> _Try it_
The response should contain every record, reproduced exactly.

====== Dataset excerpts

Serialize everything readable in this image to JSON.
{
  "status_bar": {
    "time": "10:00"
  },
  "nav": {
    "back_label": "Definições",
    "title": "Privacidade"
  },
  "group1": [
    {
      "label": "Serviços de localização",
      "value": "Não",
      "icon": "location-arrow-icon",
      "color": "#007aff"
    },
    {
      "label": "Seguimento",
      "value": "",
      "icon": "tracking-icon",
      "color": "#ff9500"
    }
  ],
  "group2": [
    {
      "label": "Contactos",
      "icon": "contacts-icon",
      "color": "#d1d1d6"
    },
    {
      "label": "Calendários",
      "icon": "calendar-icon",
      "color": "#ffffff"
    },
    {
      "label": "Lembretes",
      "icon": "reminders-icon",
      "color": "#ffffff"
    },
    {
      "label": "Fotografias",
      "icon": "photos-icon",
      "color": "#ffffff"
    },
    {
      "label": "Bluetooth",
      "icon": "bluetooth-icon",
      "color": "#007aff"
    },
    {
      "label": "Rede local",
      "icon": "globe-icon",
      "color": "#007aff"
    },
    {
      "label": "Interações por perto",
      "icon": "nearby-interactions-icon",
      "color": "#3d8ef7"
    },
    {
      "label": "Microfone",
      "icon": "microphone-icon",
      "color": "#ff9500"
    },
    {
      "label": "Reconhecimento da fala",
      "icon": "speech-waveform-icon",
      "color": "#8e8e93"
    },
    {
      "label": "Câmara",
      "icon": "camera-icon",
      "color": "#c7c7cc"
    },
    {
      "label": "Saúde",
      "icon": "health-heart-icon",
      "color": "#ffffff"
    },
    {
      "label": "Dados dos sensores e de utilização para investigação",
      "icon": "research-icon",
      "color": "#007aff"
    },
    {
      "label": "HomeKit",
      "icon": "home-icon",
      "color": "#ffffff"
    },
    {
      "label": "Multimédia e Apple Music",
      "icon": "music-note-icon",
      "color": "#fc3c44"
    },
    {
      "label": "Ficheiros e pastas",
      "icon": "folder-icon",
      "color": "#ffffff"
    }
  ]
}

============

> _Answer section_
Serialize everything readable in this image to JSON.
{
  "status_bar": {
    "time": "10:00"
  },
  "nav": {
    "back_label": "Definições",
    "title": "Privacidade"
  },
  "group1": [
    {
      "label": "Serviços de localização",
      "value": "Não",
      "icon": "location-arrow-icon",
      "color": "#007aff"
    },
    {
      "label": "Seguimento",
      "value": "",
      "icon": "tracking-icon",
      "color": "#ff9500"
    }
  ],
  "group2": [
    {
      "label": "Contactos",
      "icon": "contacts-icon",
      "color": "#d1d1d6"
    },
    {
      "label": "Calendários",
      "icon": "calendar-icon",
      "color": "#ffffff"
    },
    {
      "label": "Lembretes",
      "icon": "reminders-icon",
      "color": "#ffffff"
    },
    {
      "label": "Fotografias",
      "icon": "photos-icon",
      "color": "#ffffff"
    },
    {
      "label": "Bluetooth",
      "icon": "bluetooth-icon",
      "color": "#007aff"
    },
    {
      "label": "Rede local",
      "icon": "globe-icon",
      "color": "#007aff"
    },
    {
      "label": "Interações por perto",
      "icon": "nearby-interactions-icon",
      "color": "#3d8ef7"
    },
    {
      "label": "Microfone",
      "icon": "microphone-icon",
      "color": "#ff9500"
    },
    {
      "label": "Reconhecimento da fala",
      "icon": "speech-waveform-icon",
      "color": "#8e8e93"
    },
    {
      "label": "Câmara",
      "icon": "camera-icon",
      "color": "#c7c7cc"
    },
    {
      "label": "Saúde",
      "icon": "health-heart-icon",
      "color": "#ffffff"
    },
    {
      "label": "Dados dos sensores e de utilização para investigação",
      "icon": "research-icon",
      "color": "#007aff"
    },
    {
      "label": "HomeKit",
      "icon": "home-icon",
      "color": "#ffffff"
    },
    {
      "label": "Multimédia e Apple Music",
      "icon": "music-note-icon",
      "color": "#fc3c44"
    },
    {
      "label": "Ficheiros e pastas",
      "icon": "folder-icon",
      "color": "#ffffff"
    }
  ]
}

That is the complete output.